I drove my bought-out-of-town Mustang until the clutch failed. I was on my way home and the clutch packed it in right in front of a Ford dealer. The staff came out and pushed the car into a service bay, I walked into the dealer showroom and drove out with a new car.
I would have kept buying Fords except all the dealers wanted to haggle far too much. Even the out-of-town dealer changed his policy. No dealer was willing to offer a firm price without a meeting with the sales manager, take it or leave it. I left it.
I saw a Pontiac Grand AM with a fair price scrawled in white paint across its windshield. I called the dealer and chatted with a salesman who was quite happy to sell me the car for the advertised price. I bought the car over the phone.
I didn't own a string of Pontiacs. GM knew how to turn away a customer like me. I don't haggle. Tell me the price and if it's fair you may have a sale. GM had begun an ad campaign for their latest gimmick — 0% financing.
They ran full page ads proclaiming 0% interest, zero, nothing, nada, zilch and at the bottom of the page GM asked, “Is that clear?” Well, no.
Look at the ad on the right. You pay either 0% interest for five years or you can receive up to $4000 in rebates, but not both. The fine print in most 0% ads, and it is fine — I needed a magnifying glass to read it — states that by selecting 0% financing you are foregoing discounts and incentives “which will result in higher effective interest rates.”
I tried to buy a Pontiac with true 0% financing. No deal. This was not something on which the salesperson, or even the manager, was allowed to haggle. When I told him that I thought the almost hidden fine print was possibly illegal, he replied there was no fine print in their ads and no effectively higher interest rate. I pointed to an ad pinned to the wall and told him to read the fine print himself. He refused. Later the manager also told me that I was wrong and he too refused to waste his time, his way of putting it, by reading the fine print at the bottom of the displayed GM ad.
The fine print:
I left. I went to Saturn.
I have owned two Saturns. The last one, a four-door Ion, cost only $247 per month. Saturn offered 0% financing and calculated the payment by taking the price of the car on the floor, plus freight, dealer prep and taxes, and simply dividing the price by the months in the loan. There was no effectively higher interest rate. Pay cash and the price of the car was the same.
Recently GM has announced it is cutting Saturn loose. The GM that rises from the ashes of bankruptcy will not include the Saturn, Hummer, Pontiac and Saab brands. GM is now busy dumping those marques. Last week, I got a letter from GM telling me that I could get a jump on the close-out deals as I was a longtime Saturn customer. I could get a great price and 0% financing.

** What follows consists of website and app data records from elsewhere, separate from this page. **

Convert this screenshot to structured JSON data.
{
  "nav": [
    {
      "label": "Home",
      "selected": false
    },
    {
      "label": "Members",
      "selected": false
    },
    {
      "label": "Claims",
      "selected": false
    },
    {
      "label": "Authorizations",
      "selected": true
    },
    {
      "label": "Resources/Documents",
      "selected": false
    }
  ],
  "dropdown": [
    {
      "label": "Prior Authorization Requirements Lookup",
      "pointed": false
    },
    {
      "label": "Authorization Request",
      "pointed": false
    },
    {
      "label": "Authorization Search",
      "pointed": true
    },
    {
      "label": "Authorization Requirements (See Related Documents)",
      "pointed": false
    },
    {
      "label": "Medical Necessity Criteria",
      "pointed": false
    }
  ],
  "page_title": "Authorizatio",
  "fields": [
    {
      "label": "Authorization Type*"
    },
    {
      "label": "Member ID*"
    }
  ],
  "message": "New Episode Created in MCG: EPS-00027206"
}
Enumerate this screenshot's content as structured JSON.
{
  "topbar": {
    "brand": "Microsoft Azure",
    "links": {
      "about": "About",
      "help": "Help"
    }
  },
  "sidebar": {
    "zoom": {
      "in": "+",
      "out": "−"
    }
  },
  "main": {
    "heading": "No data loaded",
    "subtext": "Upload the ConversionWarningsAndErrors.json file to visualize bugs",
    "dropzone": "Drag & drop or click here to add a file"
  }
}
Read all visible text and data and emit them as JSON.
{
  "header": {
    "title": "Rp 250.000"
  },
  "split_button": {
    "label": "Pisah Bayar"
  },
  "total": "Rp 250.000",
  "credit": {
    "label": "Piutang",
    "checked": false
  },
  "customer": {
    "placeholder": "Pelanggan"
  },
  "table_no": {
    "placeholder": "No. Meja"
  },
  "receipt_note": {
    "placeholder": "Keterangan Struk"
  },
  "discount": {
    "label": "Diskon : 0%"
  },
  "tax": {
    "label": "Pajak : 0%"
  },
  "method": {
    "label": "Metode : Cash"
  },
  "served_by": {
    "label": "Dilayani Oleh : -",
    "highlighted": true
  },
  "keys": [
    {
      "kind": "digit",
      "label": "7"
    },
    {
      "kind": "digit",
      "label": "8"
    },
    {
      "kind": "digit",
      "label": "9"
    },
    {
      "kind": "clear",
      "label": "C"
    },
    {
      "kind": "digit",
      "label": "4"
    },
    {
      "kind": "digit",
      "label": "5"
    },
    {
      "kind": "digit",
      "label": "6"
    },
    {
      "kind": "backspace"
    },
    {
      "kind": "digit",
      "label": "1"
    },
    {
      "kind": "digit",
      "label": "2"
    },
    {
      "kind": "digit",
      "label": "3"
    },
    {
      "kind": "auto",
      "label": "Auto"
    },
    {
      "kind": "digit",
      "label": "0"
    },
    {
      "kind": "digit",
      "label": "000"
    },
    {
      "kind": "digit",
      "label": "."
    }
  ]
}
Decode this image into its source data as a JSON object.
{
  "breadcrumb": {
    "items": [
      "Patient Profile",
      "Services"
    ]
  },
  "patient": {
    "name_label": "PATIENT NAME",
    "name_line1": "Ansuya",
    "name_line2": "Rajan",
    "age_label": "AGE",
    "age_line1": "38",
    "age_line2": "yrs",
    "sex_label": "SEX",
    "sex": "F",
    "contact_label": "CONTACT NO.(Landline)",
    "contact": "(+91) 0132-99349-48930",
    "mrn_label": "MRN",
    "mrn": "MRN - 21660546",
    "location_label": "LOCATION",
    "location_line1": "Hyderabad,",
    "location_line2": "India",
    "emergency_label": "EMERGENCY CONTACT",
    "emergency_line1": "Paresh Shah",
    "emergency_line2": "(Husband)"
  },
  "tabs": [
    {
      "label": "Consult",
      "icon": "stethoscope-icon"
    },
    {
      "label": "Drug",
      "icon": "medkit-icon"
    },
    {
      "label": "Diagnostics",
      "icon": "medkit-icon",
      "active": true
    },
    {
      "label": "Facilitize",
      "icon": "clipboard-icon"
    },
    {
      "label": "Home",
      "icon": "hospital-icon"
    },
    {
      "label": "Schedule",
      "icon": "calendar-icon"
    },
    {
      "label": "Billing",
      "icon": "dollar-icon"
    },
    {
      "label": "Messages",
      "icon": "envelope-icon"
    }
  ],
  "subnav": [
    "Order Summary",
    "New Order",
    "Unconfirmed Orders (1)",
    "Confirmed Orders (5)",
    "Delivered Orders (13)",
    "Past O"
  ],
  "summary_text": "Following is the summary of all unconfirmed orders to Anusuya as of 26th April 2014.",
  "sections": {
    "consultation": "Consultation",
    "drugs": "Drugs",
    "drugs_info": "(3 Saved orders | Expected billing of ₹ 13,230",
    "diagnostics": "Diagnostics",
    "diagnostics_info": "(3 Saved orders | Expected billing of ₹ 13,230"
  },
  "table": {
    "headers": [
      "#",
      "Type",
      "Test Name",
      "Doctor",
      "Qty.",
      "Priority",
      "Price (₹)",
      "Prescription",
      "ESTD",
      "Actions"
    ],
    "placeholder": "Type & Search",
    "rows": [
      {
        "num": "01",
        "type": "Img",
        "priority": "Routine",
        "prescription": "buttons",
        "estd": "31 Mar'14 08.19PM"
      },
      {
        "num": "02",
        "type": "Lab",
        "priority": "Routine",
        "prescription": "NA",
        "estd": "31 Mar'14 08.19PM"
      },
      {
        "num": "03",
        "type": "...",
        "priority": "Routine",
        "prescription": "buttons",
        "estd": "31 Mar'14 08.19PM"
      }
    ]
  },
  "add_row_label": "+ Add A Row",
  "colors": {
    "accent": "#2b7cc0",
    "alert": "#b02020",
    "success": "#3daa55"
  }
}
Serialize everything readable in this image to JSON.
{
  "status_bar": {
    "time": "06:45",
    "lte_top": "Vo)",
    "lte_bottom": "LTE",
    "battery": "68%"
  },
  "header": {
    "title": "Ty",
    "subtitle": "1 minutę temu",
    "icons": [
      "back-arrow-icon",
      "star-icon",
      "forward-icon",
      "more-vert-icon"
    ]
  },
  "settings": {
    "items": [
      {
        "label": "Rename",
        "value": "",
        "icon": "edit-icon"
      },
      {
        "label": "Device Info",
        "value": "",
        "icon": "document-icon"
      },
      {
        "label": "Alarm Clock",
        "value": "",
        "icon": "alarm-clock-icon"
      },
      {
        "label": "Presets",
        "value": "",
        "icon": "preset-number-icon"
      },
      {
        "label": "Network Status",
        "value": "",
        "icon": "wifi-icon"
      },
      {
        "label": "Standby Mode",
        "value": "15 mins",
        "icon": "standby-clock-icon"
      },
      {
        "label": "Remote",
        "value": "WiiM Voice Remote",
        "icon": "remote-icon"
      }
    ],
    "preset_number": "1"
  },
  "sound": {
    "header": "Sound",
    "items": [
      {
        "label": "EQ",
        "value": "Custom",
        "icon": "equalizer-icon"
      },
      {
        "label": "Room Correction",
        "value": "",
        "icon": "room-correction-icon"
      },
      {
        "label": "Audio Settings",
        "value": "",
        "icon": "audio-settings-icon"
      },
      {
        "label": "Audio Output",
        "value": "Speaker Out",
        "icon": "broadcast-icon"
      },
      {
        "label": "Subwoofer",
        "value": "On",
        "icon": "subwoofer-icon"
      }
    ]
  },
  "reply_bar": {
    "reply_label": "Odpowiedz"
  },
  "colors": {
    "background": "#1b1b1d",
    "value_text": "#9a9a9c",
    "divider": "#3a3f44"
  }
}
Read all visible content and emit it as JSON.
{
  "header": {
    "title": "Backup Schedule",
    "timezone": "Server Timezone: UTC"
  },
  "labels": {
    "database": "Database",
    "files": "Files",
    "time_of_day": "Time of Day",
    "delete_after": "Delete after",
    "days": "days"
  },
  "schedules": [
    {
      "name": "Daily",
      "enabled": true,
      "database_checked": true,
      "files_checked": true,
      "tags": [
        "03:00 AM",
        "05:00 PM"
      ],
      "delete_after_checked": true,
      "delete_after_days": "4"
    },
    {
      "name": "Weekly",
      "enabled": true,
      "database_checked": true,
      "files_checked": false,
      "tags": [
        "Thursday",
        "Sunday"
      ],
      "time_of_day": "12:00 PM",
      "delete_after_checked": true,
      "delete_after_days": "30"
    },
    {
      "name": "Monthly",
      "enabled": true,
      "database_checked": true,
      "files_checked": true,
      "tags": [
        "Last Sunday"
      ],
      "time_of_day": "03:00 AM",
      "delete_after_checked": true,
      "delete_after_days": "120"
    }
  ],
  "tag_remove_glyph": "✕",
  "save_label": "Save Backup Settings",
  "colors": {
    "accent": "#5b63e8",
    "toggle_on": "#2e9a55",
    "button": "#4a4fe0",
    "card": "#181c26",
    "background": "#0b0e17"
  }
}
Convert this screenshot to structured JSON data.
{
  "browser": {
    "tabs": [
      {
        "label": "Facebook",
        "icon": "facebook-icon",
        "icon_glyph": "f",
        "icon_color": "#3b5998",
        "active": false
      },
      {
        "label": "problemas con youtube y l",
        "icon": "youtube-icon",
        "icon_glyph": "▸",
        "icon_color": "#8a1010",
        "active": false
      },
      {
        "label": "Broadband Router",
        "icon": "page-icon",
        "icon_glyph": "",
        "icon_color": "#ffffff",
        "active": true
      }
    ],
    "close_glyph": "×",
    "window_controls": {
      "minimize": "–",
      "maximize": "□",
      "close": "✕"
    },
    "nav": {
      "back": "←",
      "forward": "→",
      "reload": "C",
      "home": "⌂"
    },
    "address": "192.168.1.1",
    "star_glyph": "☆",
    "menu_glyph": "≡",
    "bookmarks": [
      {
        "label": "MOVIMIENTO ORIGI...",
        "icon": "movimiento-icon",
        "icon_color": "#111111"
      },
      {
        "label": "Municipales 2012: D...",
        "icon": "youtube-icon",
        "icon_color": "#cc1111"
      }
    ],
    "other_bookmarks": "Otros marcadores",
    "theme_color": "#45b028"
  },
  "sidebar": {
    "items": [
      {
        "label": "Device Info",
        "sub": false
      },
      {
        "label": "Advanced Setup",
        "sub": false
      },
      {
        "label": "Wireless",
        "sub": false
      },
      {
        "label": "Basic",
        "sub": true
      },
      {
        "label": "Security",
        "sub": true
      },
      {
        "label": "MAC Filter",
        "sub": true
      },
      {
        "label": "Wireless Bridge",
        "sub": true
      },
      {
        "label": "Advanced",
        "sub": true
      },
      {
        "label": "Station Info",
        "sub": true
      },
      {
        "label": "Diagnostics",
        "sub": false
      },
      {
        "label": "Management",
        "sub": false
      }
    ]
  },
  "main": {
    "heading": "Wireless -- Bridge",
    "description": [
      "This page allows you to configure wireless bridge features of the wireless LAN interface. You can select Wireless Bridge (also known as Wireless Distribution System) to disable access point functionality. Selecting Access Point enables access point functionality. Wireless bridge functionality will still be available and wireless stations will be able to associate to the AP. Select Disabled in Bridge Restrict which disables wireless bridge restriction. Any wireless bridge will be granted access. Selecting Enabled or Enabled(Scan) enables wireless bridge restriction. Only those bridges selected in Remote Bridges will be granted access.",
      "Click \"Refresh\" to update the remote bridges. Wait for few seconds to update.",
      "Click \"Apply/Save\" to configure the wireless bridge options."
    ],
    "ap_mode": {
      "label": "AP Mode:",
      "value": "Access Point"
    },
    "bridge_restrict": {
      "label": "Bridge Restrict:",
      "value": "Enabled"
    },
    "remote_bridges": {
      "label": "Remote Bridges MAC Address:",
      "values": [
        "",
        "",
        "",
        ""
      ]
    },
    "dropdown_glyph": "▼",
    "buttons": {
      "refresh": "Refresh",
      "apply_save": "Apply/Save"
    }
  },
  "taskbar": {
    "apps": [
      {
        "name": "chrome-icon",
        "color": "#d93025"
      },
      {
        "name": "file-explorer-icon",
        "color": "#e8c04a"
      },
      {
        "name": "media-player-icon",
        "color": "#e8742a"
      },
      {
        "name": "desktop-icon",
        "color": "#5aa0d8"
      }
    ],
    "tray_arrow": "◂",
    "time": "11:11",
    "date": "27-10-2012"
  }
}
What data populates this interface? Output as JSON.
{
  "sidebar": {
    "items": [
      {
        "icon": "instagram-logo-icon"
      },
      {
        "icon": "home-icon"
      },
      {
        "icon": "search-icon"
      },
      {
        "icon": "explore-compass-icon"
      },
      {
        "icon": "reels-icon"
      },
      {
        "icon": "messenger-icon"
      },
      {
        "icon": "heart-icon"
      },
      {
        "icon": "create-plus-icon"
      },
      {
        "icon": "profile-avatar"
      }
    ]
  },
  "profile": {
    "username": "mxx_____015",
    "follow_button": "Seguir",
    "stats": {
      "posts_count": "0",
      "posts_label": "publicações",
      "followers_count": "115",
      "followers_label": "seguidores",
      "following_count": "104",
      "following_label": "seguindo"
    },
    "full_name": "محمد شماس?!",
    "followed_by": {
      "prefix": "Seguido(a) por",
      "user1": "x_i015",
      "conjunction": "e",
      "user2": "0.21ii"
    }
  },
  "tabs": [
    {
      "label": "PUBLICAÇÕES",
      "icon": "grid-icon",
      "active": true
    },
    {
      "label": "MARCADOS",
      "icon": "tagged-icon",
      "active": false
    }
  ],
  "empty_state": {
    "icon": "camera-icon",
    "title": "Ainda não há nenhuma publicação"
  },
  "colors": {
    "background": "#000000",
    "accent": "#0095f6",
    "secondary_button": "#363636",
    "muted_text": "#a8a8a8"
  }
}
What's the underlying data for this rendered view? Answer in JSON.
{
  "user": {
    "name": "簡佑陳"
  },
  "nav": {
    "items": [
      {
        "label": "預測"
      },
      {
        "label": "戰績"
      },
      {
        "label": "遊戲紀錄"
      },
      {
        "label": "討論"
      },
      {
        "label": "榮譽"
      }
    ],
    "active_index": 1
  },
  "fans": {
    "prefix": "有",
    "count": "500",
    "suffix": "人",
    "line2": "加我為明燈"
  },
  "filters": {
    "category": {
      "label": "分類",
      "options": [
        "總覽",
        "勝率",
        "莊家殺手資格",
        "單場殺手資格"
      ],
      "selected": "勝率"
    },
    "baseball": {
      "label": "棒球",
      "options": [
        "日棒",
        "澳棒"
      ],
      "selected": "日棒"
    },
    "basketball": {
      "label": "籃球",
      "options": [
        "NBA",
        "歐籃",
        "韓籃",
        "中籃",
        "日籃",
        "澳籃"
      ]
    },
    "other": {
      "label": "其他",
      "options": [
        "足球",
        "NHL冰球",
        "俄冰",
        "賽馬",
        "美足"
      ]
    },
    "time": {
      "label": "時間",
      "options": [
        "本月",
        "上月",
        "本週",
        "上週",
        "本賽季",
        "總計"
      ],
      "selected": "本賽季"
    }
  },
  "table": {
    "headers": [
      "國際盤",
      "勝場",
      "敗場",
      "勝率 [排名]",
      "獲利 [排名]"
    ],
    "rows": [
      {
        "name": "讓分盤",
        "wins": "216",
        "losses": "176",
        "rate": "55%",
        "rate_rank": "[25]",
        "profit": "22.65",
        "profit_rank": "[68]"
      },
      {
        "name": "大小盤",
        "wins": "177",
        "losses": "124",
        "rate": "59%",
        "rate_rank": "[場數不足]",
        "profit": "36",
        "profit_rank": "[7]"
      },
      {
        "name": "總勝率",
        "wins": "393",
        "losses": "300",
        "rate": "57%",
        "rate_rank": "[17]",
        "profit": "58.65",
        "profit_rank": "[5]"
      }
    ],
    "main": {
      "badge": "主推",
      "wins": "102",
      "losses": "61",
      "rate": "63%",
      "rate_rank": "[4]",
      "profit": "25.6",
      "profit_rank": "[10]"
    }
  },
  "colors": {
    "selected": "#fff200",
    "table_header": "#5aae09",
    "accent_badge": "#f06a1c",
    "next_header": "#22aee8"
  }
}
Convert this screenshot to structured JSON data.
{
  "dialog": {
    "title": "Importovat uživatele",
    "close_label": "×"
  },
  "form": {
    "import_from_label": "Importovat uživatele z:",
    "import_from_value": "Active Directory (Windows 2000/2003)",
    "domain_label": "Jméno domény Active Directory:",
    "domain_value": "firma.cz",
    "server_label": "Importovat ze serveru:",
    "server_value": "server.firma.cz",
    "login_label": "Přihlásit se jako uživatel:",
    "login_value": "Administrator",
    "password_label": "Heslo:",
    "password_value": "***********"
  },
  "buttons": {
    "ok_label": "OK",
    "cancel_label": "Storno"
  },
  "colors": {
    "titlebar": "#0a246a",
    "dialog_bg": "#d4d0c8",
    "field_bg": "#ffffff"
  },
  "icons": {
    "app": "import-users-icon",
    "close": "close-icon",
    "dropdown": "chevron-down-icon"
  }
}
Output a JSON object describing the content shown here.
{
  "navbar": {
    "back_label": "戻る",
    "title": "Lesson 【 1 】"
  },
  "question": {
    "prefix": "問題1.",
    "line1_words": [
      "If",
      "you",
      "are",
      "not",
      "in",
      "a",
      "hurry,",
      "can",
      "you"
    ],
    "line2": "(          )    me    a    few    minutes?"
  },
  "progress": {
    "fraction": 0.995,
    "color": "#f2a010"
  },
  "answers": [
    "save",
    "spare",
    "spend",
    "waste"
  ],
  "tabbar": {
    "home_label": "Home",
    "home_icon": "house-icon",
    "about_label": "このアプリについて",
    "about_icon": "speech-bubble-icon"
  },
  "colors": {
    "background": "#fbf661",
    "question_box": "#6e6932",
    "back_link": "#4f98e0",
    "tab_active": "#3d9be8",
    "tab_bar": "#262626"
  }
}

I went to the dealer and I almost bought a Saturn Astra. It's a nice car — essentially, a re-branded Opel. When it came to the price I learned there were two. Once price for those taking the zero percent financing option and another for those opting for bank financing. I was assured that the monthly payments would be about the same no matter which route I took. I took neither. The Saturn salesperson was apologetic. This was not the Saturn sales experience for which the little car that couldn't was famous. This was the failed GM experience.
I may be wrong but it seems to me that the new GM may be a lot like the old GM and may be already working its diminished butt off on the road to fail again.
I may wait a year for a Ford Fiesta or maybe a Toyota Prius or Honda hybrid but I doubt that I will be buying another GM. I'm angry with them. They killed the Saturn experience.
I googled "0% scam" and found "The Zero-Percent Financing Scam" by Joseph Ganem. He has a calculator that compares the claimed 0% rate with the rate offered by banks for car purchases. I checked it out and it appears to work. Take a look and have fun. It is an eye-opener.